#### What the task asks
Which lines below contain the word "JSON"? Copy each of them.

(Records from a data collection)

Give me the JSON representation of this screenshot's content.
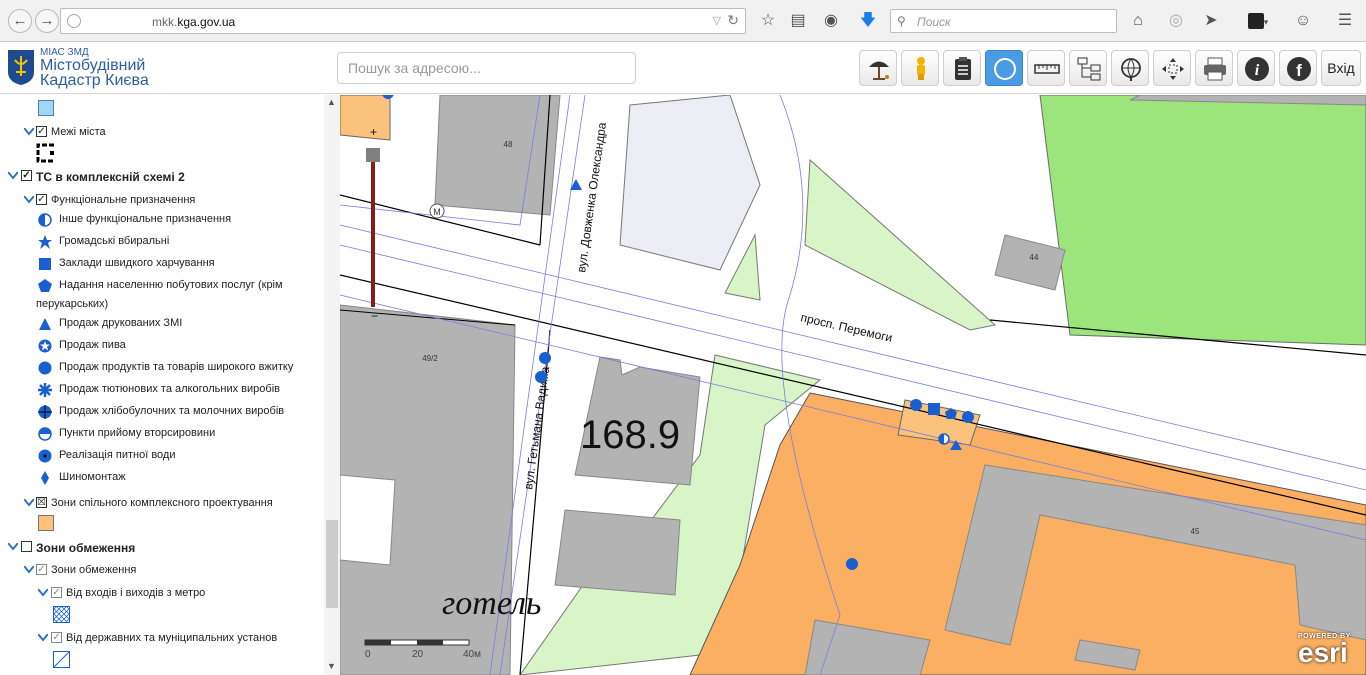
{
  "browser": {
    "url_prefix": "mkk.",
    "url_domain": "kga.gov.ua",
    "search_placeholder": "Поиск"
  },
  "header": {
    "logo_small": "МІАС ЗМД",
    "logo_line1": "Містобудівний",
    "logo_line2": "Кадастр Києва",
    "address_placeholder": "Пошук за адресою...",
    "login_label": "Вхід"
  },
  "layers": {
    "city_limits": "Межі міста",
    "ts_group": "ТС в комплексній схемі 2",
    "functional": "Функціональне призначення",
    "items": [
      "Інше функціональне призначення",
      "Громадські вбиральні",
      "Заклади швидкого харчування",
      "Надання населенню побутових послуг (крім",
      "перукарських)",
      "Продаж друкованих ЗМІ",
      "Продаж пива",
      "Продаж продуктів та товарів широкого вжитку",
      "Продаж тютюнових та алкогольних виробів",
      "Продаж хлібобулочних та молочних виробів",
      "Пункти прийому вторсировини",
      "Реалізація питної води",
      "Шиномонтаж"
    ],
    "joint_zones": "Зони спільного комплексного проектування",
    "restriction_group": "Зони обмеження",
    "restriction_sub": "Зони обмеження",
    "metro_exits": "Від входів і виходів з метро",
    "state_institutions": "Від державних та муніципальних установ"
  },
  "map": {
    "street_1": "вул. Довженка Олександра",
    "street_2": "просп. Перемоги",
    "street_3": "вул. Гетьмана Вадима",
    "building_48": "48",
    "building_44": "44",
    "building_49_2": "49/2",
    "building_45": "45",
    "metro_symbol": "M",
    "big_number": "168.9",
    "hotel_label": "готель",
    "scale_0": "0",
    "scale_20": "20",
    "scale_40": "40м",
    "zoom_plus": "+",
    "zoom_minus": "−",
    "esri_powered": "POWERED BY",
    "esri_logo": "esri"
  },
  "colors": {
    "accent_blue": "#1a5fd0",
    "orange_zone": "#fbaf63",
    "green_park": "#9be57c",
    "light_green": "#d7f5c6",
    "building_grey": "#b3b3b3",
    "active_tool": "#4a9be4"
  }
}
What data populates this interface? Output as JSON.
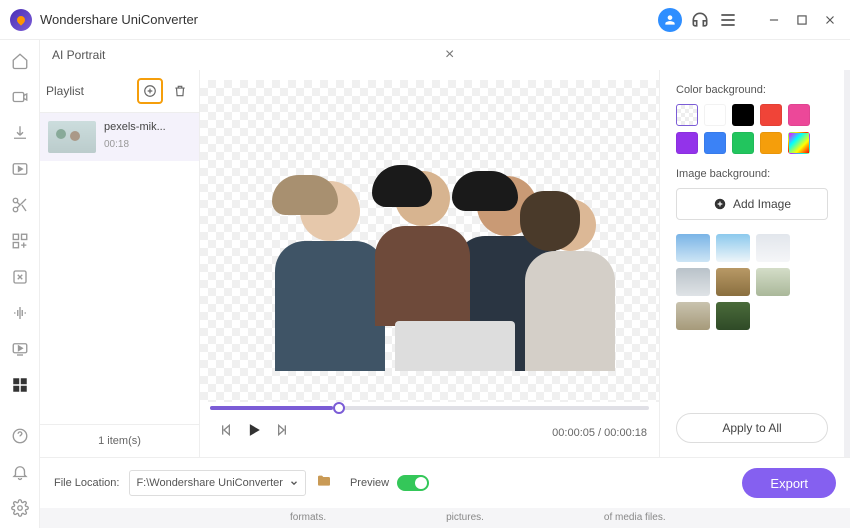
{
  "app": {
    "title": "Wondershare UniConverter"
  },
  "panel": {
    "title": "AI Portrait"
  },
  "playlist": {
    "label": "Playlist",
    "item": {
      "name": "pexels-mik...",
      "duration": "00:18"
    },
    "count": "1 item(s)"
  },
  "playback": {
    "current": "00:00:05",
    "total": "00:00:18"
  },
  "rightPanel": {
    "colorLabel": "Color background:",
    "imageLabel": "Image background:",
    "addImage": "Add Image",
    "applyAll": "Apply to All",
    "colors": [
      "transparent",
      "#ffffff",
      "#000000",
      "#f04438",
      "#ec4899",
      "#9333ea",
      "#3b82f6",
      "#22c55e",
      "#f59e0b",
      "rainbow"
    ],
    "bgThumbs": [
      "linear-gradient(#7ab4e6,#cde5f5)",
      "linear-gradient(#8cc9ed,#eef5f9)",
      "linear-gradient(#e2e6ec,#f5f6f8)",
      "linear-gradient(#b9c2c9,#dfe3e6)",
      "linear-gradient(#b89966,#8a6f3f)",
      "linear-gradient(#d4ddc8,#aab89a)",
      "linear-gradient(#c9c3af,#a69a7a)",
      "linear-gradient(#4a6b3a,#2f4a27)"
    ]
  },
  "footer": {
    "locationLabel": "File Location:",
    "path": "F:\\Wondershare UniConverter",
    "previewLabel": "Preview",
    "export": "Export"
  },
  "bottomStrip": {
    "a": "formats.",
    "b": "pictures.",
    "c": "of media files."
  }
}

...

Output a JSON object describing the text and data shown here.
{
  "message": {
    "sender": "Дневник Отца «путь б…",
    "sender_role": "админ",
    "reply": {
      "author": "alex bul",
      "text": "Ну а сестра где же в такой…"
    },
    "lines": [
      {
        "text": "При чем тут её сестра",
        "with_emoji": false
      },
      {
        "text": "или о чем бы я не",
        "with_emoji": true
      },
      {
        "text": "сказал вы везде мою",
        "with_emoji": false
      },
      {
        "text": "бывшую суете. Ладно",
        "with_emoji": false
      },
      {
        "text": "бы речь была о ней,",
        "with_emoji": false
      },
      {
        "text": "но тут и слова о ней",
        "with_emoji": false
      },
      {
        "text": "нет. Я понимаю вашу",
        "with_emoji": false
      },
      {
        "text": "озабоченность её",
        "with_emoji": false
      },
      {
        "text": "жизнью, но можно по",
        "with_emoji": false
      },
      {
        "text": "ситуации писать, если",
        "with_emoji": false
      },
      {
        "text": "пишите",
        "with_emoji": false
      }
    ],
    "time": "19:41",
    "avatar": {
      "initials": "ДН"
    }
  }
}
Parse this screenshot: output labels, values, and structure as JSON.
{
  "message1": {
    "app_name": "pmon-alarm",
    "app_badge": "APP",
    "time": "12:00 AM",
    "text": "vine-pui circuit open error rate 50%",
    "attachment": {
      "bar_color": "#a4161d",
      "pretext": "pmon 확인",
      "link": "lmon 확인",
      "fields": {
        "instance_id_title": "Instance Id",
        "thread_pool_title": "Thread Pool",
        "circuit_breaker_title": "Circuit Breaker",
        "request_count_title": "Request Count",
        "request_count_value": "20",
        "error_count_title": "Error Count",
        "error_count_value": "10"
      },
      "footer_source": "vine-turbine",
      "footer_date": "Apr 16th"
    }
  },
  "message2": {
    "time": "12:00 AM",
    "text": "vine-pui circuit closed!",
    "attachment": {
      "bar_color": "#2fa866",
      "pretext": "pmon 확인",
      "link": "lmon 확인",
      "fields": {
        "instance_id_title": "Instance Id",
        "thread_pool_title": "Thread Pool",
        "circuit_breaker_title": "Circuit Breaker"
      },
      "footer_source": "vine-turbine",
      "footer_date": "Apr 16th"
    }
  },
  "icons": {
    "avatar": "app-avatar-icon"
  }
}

#### Response area
Give me the JSON representation of this screenshot's content.
What data populates this interface? Output as JSON.
Output a JSON object describing the text and data shown here.
Parse this screenshot: output labels, values, and structure as JSON.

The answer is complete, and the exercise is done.